The main concern with this substance is that, like other parabens, it can mimic, to some extent, the action of the female hormone, estrogen. Although essential for female development, early exposure to the hormone has been linked to breast cancer, and estrogen-suppressing drugs are used to treat the disease. There appears to be no direct evidence linking parabens to cancer, but several studies have been conducted that have created fear in some consumers.
In one study, a group of British researchers tested tissue samples taken from women with cancerous breast tumors. The researchers found traces of parabens in the lumps of all 20 women. This made some people wonder if these chemicals caused cancer.
Other examples of concern include a September 2008 study of 20 girls ages 14 to 19. The girls used various cosmetic products every day – from moisturizers to deodorants and makeup. In that study, propylparaben was found in all girls.
It is possible that parabens also affect men. In a study of male rats fed these chemicals at various doses, testosterone production was found to decrease in proportion to dose. As of 2013, there was no clear evidence of any adverse effects of these substances on humans, and research into them is ongoing, but many people are taking a “better safe than sorry” approach and trying to avoid products containing these chemicals.

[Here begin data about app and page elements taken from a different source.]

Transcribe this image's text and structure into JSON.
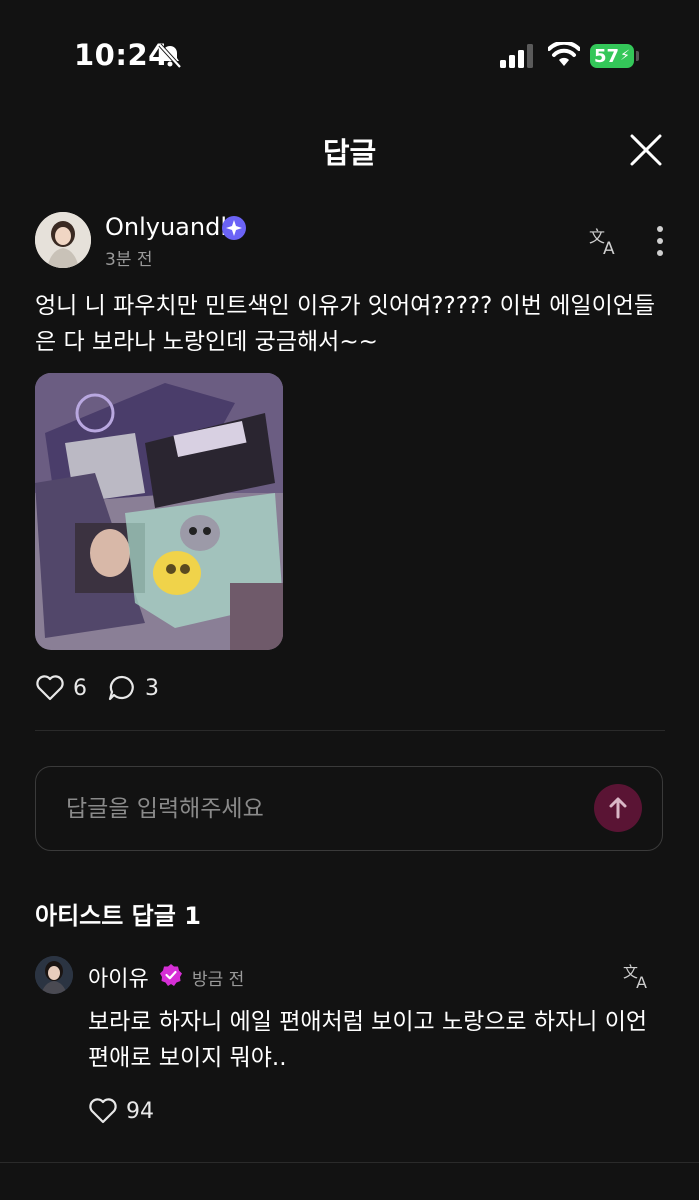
{
  "status_bar": {
    "time": "10:24",
    "battery": "57"
  },
  "header": {
    "title": "답글"
  },
  "post": {
    "author": "Onlyuandl",
    "time": "3분 전",
    "text": "엉니 니 파우치만 민트색인 이유가 잇어여????? 이번 에일이언들은 다 보라나 노랑인데 궁금해서~~",
    "likes": "6",
    "comments": "3"
  },
  "reply_input": {
    "placeholder": "답글을 입력해주세요"
  },
  "artist_section": {
    "heading": "아티스트 답글 1"
  },
  "artist_reply": {
    "author": "아이유",
    "time": "방금 전",
    "text": "보라로 하자니 에일 편애처럼 보이고 노랑으로 하자니 이언 편애로 보이지 뭐야..",
    "likes": "94"
  },
  "colors": {
    "background": "#121212",
    "send_button": "#5a1434",
    "verified_badge": "#6b63f6",
    "artist_badge": "#d62fd6"
  }
}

Since there is increased awareness of these compounds and concern about their possible effects, some cosmetics manufacturers, especially those of an organic nature, are looking for alternative ways to prevent their products from spoiling or to inhibit microbial growth. Some may simply settle for shorter shelf lives, while other manufacturers look to other preservatives. Until more information is available, the safest course may be to limit exposure to parabens.